In 2021, almost half of US-based business owners reported feeling burnt out and drained of physical or emotional energy. For many of them, burnout is what stands between them and the success of their business.
Burnout is usually caused by prolonged work-related emotional, physical, and mental stress.
Some common signs of burnout include exhaustion, low productivity and procrastination. And over time, it can lead to serious health problems.
Why burnout is so common when growing a business
For business owners, the day starts very early and ends…well it never really ends. There are no vacation days, no sick days. If the business fails - you fail. And even when you don’t actually have to physically be present, owning a business occupies your mind constantly - did you pay your suppliers? Will the delivery be there on time? Did the health inspector show up today? Is the schedule ready?
When expanding your business, things get even more complicated. To grow, you need to spend more money and more time on tasks that you aren’t used to doing - like advertising, marketing, renovations, managing freelancers, contractors and more.
All of these heighten stress levels and lead to burnout. But there are many things you can do to avoid it.
How to avoid burnout
1. Rely on others
Often, business owners have a hard time delegating. However, sharing the workload is part of being a leader. Rely on your employees whenever possible. For tasks outside work, lean on friends and family (protip: they want to help you). If possible, you can also outsource some things, like social media management or bill pay.
Figure out your essential tasks as a business owner and delegate the rest. This will allow you to expand your business and create more free time to spend doing what you love most.
2. Unplug once a week
This is probably the hardest thing to do on this list, but no person can ever succeed without rest. Choose one day every week that you can take off (half a day will also do the trick) and don’t work. Let your staff and clients know that you’re unavailable during that time and they’ll know to reach you only if there’s an absolute emergency.
3. Use tech wherever possible

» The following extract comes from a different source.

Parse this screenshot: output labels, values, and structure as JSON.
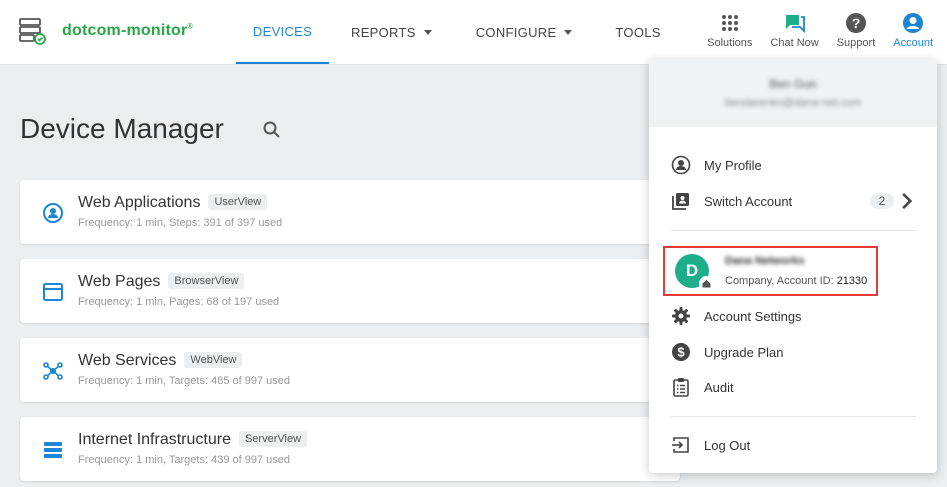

According to a recent report, 65% of business owners in the U.S. have turned to technology to become more efficient. For example, De Maison East started paying all their bills online with Melio. This helped them deal with the shift toward remote work and they now save 45 minutes every day in the back office. They were able to eliminate much of the frustration that comes from the financial side of the business.

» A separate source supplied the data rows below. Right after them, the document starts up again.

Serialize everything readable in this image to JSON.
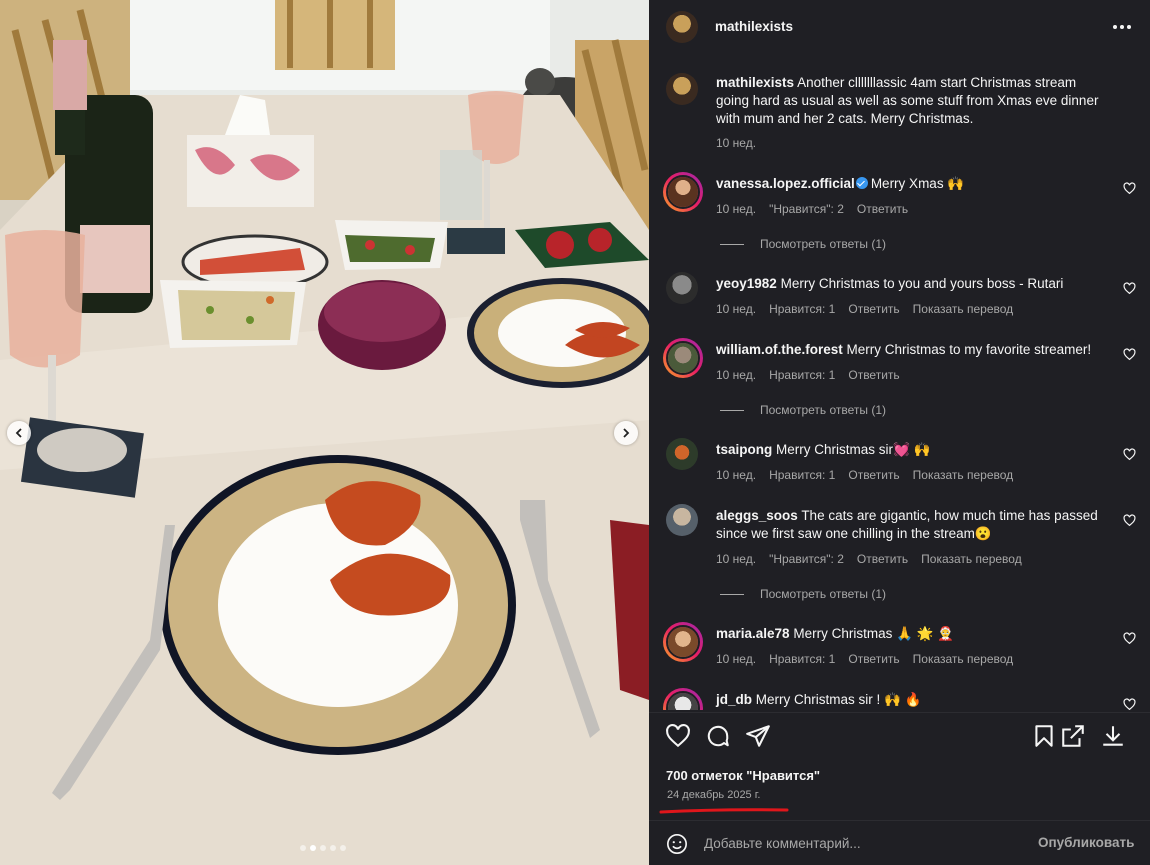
{
  "post": {
    "author": "mathilexists",
    "caption_author": "mathilexists",
    "caption": "Another clllllllassic 4am start Christmas stream going hard as usual as well as some stuff from Xmas eve dinner with mum and her 2 cats. Merry Christmas.",
    "caption_time": "10 нед.",
    "likes": "700 отметок \"Нравится\"",
    "date": "24 декабрь 2025 г.",
    "image_count": 5,
    "current_image": 2
  },
  "comments": [
    {
      "user": "vanessa.lopez.official",
      "verified": true,
      "text": "Merry Xmas 🙌",
      "time": "10 нед.",
      "likes": "\"Нравится\": 2",
      "reply": "Ответить",
      "translate": "",
      "view_replies": "Посмотреть ответы (1)"
    },
    {
      "user": "yeoy1982",
      "verified": false,
      "text": "Merry Christmas to you and yours boss - Rutari",
      "time": "10 нед.",
      "likes": "Нравится: 1",
      "reply": "Ответить",
      "translate": "Показать перевод",
      "view_replies": ""
    },
    {
      "user": "william.of.the.forest",
      "verified": false,
      "text": "Merry Christmas to my favorite streamer!",
      "time": "10 нед.",
      "likes": "Нравится: 1",
      "reply": "Ответить",
      "translate": "",
      "view_replies": "Посмотреть ответы (1)"
    },
    {
      "user": "tsaipong",
      "verified": false,
      "text": "Merry Christmas sir💓 🙌",
      "time": "10 нед.",
      "likes": "Нравится: 1",
      "reply": "Ответить",
      "translate": "Показать перевод",
      "view_replies": ""
    },
    {
      "user": "aleggs_soos",
      "verified": false,
      "text": "The cats are gigantic, how much time has passed since we first saw one chilling in the stream😮",
      "time": "10 нед.",
      "likes": "\"Нравится\": 2",
      "reply": "Ответить",
      "translate": "Показать перевод",
      "view_replies": "Посмотреть ответы (1)"
    },
    {
      "user": "maria.ale78",
      "verified": false,
      "text": "Merry Christmas 🙏 🌟 🤶",
      "time": "10 нед.",
      "likes": "Нравится: 1",
      "reply": "Ответить",
      "translate": "Показать перевод",
      "view_replies": ""
    },
    {
      "user": "jd_db",
      "verified": false,
      "text": "Merry Christmas sir ! 🙌 🔥",
      "time": "",
      "likes": "",
      "reply": "",
      "translate": "",
      "view_replies": ""
    }
  ],
  "composer": {
    "placeholder": "Добавьте комментарий...",
    "publish": "Опубликовать"
  },
  "colors": {
    "panel_bg": "#1f1f24",
    "text_primary": "#f5f5f5",
    "text_secondary": "#a8a8a8",
    "verified": "#3897f0",
    "annotation_underline": "#e0161b"
  },
  "icons": [
    "heart-icon",
    "comment-icon",
    "share-icon",
    "bookmark-icon",
    "external-link-icon",
    "download-icon",
    "emoji-icon",
    "more-icon",
    "chevron-left-icon",
    "chevron-right-icon"
  ]
}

4. Make time for hobbies
Your business is run by your passion and you probably spend most of your waking hours on your craft. But there’s great value in making time for other things you enjoy.

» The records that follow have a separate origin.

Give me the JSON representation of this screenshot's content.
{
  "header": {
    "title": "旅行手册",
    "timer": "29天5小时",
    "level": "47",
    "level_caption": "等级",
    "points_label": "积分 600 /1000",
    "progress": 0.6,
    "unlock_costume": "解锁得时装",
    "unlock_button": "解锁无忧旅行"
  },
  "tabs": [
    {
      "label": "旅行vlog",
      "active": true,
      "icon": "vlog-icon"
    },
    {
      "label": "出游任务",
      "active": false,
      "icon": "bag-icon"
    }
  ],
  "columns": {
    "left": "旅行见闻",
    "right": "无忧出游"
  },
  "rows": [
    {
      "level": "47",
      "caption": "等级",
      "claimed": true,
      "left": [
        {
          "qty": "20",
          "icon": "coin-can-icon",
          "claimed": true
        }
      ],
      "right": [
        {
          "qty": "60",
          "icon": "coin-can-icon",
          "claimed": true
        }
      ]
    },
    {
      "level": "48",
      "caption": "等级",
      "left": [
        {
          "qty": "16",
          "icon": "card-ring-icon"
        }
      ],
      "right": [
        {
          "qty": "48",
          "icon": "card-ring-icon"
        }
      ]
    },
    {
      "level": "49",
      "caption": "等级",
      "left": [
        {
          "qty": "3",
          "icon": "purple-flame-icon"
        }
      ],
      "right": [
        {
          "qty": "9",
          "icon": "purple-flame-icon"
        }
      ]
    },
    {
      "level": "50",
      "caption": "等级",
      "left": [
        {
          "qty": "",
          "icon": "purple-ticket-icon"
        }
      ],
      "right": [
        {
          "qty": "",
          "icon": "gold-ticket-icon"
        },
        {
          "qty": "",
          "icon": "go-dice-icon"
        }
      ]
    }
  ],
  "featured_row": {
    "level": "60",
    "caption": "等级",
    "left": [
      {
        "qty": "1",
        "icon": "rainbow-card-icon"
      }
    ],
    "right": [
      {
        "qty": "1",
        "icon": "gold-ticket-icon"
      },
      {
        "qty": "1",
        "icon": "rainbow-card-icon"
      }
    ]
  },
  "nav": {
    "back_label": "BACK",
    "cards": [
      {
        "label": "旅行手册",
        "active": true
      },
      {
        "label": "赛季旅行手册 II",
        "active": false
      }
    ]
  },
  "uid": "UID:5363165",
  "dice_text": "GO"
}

Try to match your hobby to your mood. If you’re exhausted, try reading, writing or knitting. If you find yourself angry all the time, try exercising. Generally speaking, everyone can benefit from more exercise. Finding time in your busy schedule to work out can reduce your cortisol levels.
5. Set boundaries
Creating boundaries isn’t just about limiting your work hours. It’s about setting limits to protect yourself, your creativity, your client relationships, and so on. Set specific office hours, use a work phone, and never give away your personal number. It’s important to communicate those boundaries to your clients and your team.
It used to be taboo but since COVID, more and more people are publicly turning to talk therapy. As Richard Taite, founder of Cliffside Malibu says, “Not only do successful people not fear therapy, they embrace it.”
There are plenty of studies that show that talk therapy can not only help you deal with burnout, anxiety and stress, but can also prevent it. While you may not always feel comfortable talking to your loved ones about what you’re going through, therapists are there to listen and help you cope and strategize.
Don’t feel the burn
It’s in the best interest of you and your business to take good care of yourself. Relying on others, exercising, taking time off and using digital solutions can all help your mental state. Burnout won’t go away unless you’re aware of its dangers and are actively looking for ways to avoid it. For your business to grow, your mental health should come first.
*This blog post is intended for informational purposes only and is not intended as financial advice.
**Melio does not provide legal, tax or accounting advice, and you should consult with a professional advisor before making any financial decisions.